[DIRECTIONS] Leaving the pictures aside, repeat every line below exactly.
##### RECORDS SHOWN #####
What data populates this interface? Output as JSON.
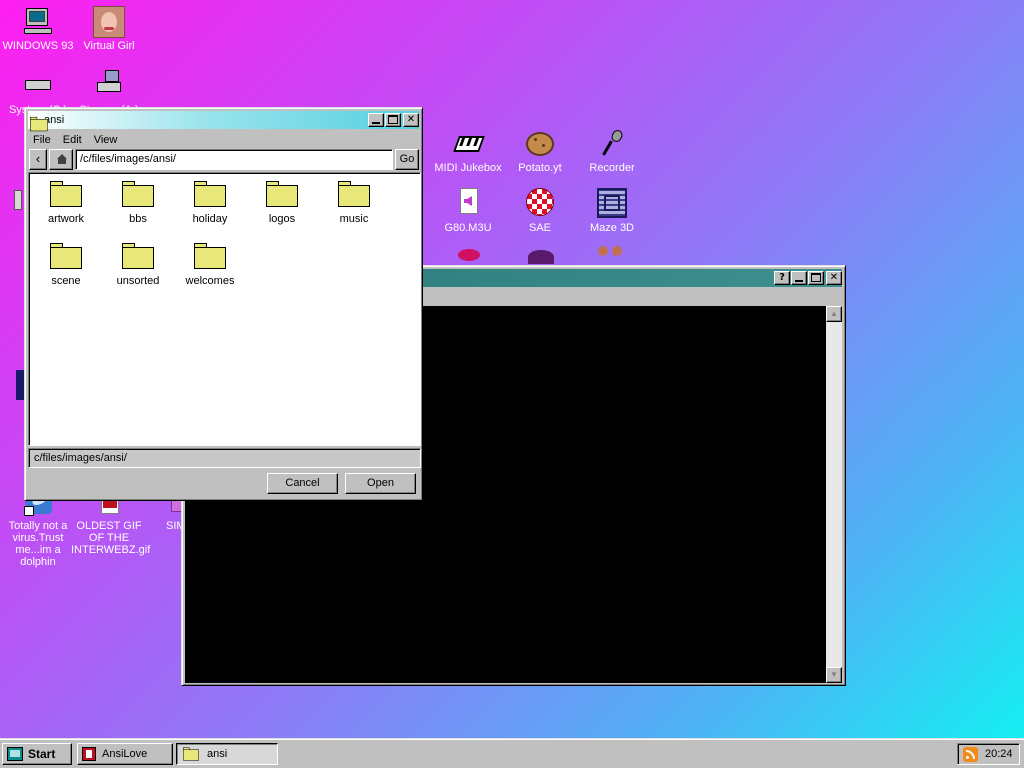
{
  "desktop": {
    "icons": [
      {
        "label": "WINDOWS 93"
      },
      {
        "label": "Virtual Girl"
      },
      {
        "label": "System (C:)"
      },
      {
        "label": "Storage (A:)"
      },
      {
        "label": "MIDI Jukebox"
      },
      {
        "label": "Potato.yt"
      },
      {
        "label": "Recorder"
      },
      {
        "label": "G80.M3U"
      },
      {
        "label": "SAE"
      },
      {
        "label": "Maze 3D"
      },
      {
        "label": "Totally not a virus.Trust me...im a dolphin"
      },
      {
        "label": "OLDEST GIF OF THE INTERWEBZ.gif"
      },
      {
        "label": "SIM"
      }
    ]
  },
  "explorer": {
    "title": "ansi",
    "menu": [
      "File",
      "Edit",
      "View"
    ],
    "path": "/c/files/images/ansi/",
    "go_label": "Go",
    "back_label": "‹",
    "folders": [
      "artwork",
      "bbs",
      "holiday",
      "logos",
      "music",
      "scene",
      "unsorted",
      "welcomes"
    ],
    "status_path": "c/files/images/ansi/",
    "cancel_label": "Cancel",
    "open_label": "Open"
  },
  "viewer": {
    "help_label": "?"
  },
  "taskbar": {
    "start_label": "Start",
    "tasks": [
      {
        "label": "AnsiLove"
      },
      {
        "label": "ansi"
      }
    ],
    "clock": "20:24"
  },
  "colors": {
    "title_active": "#7fd8e6",
    "title_inactive": "#3f8f8f",
    "folder": "#e8e87a",
    "chrome": "#c0c0c0"
  }
}
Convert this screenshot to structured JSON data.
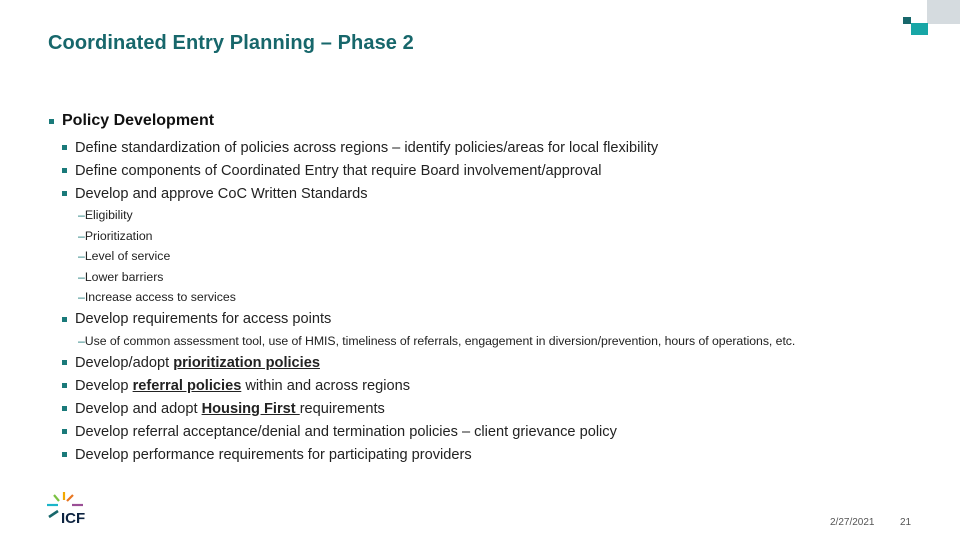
{
  "slide": {
    "title": "Coordinated Entry Planning – Phase 2",
    "heading": "Policy Development",
    "items_a": [
      "Define standardization of policies across regions – identify policies/areas for local flexibility",
      "Define components of Coordinated Entry that require Board involvement/approval",
      "Develop and approve CoC Written Standards"
    ],
    "written_standards_subitems": [
      "Eligibility",
      "Prioritization",
      "Level of service",
      "Lower barriers",
      "Increase access to services"
    ],
    "access_points_item": "Develop requirements for access points",
    "access_points_subitem": "Use of common assessment tool, use of HMIS, timeliness of referrals, engagement in diversion/prevention, hours of operations, etc.",
    "items_b": [
      {
        "pre": "Develop/adopt ",
        "emph": "prioritization policies",
        "post": ""
      },
      {
        "pre": "Develop ",
        "emph": "referral policies",
        "post": " within and across regions"
      },
      {
        "pre": "Develop and adopt ",
        "emph": "Housing First ",
        "post": "requirements"
      }
    ],
    "items_c": [
      "Develop referral acceptance/denial and termination policies – client grievance policy",
      "Develop performance requirements for participating providers"
    ],
    "dash": "–"
  },
  "footer": {
    "logo_text": "ICF",
    "date": "2/27/2021",
    "page_number": "21"
  },
  "colors": {
    "title": "#17676b",
    "accent_teal": "#18a6a6",
    "bullet": "#1a7a7a",
    "corner_gray": "#d5dbdf"
  }
}
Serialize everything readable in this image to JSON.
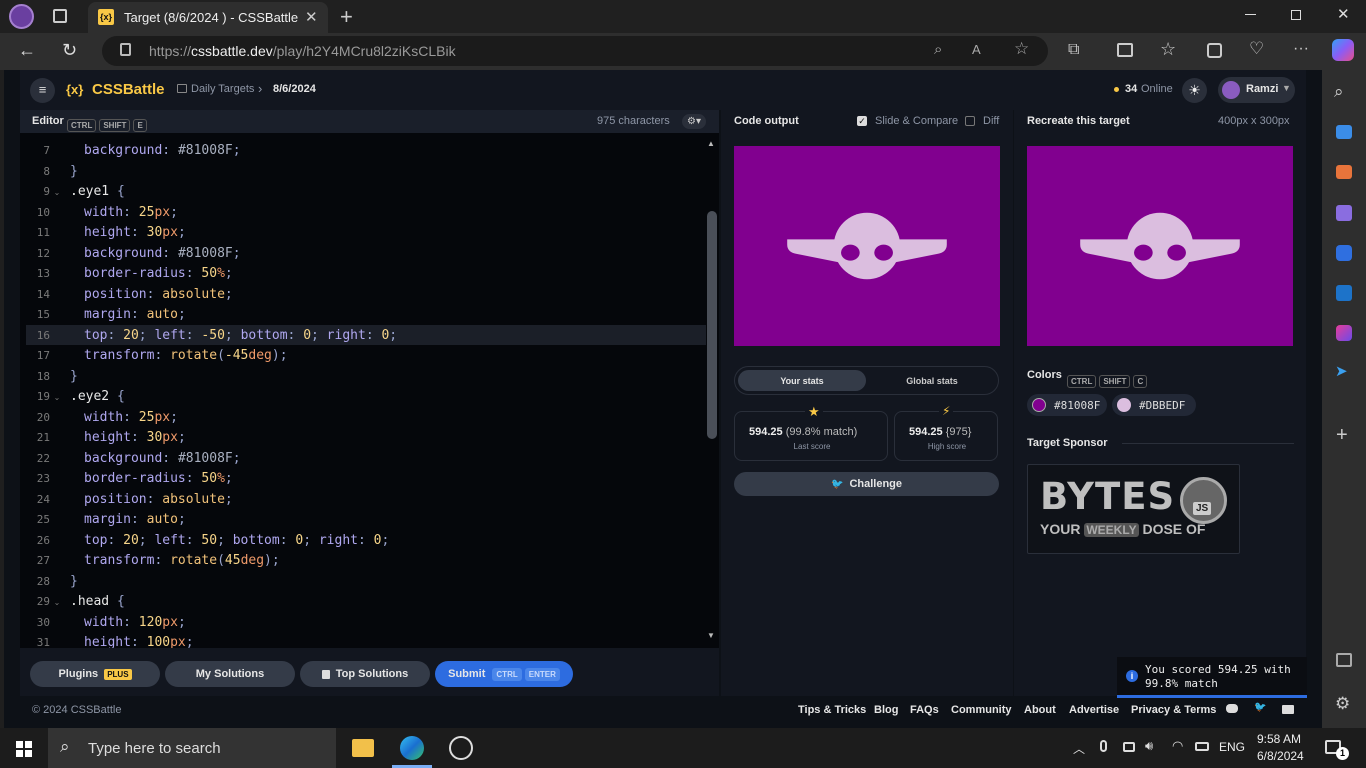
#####
[SOLUTION FOR THIS PROBLEM]
What data populates this interface? Output as JSON.
{
  "desktop": {
    "icons": [
      {
        "label": "WINDOWS 93"
      },
      {
        "label": "Virtual Girl"
      },
      {
        "label": "System (C:)"
      },
      {
        "label": "Storage (A:)"
      },
      {
        "label": "MIDI Jukebox"
      },
      {
        "label": "Potato.yt"
      },
      {
        "label": "Recorder"
      },
      {
        "label": "G80.M3U"
      },
      {
        "label": "SAE"
      },
      {
        "label": "Maze 3D"
      },
      {
        "label": "Totally not a virus.Trust me...im a dolphin"
      },
      {
        "label": "OLDEST GIF OF THE INTERWEBZ.gif"
      },
      {
        "label": "SIM"
      }
    ]
  },
  "explorer": {
    "title": "ansi",
    "menu": [
      "File",
      "Edit",
      "View"
    ],
    "path": "/c/files/images/ansi/",
    "go_label": "Go",
    "back_label": "‹",
    "folders": [
      "artwork",
      "bbs",
      "holiday",
      "logos",
      "music",
      "scene",
      "unsorted",
      "welcomes"
    ],
    "status_path": "c/files/images/ansi/",
    "cancel_label": "Cancel",
    "open_label": "Open"
  },
  "viewer": {
    "help_label": "?"
  },
  "taskbar": {
    "start_label": "Start",
    "tasks": [
      {
        "label": "AnsiLove"
      },
      {
        "label": "ansi"
      }
    ],
    "clock": "20:24"
  },
  "colors": {
    "title_active": "#7fd8e6",
    "title_inactive": "#3f8f8f",
    "folder": "#e8e87a",
    "chrome": "#c0c0c0"
  }
}
Convert this screenshot to structured JSON data.
{
  "slide": {
    "title": "Coordinated Entry Planning – Phase 2",
    "heading": "Policy Development",
    "items_a": [
      "Define standardization of policies across regions – identify policies/areas for local flexibility",
      "Define components of Coordinated Entry that require Board involvement/approval",
      "Develop and approve CoC Written Standards"
    ],
    "written_standards_subitems": [
      "Eligibility",
      "Prioritization",
      "Level of service",
      "Lower barriers",
      "Increase access to services"
    ],
    "access_points_item": "Develop requirements for access points",
    "access_points_subitem": "Use of common assessment tool, use of HMIS, timeliness of referrals, engagement in diversion/prevention, hours of operations, etc.",
    "items_b": [
      {
        "pre": "Develop/adopt ",
        "emph": "prioritization policies",
        "post": ""
      },
      {
        "pre": "Develop ",
        "emph": "referral policies",
        "post": " within and across regions"
      },
      {
        "pre": "Develop and adopt ",
        "emph": "Housing First ",
        "post": "requirements"
      }
    ],
    "items_c": [
      "Develop referral acceptance/denial and termination policies – client grievance policy",
      "Develop performance requirements for participating providers"
    ],
    "dash": "–"
  },
  "footer": {
    "logo_text": "ICF",
    "date": "2/27/2021",
    "page_number": "21"
  },
  "colors": {
    "title": "#17676b",
    "accent_teal": "#18a6a6",
    "bullet": "#1a7a7a",
    "corner_gray": "#d5dbdf"
  }
}
Serialize everything readable in this image to JSON.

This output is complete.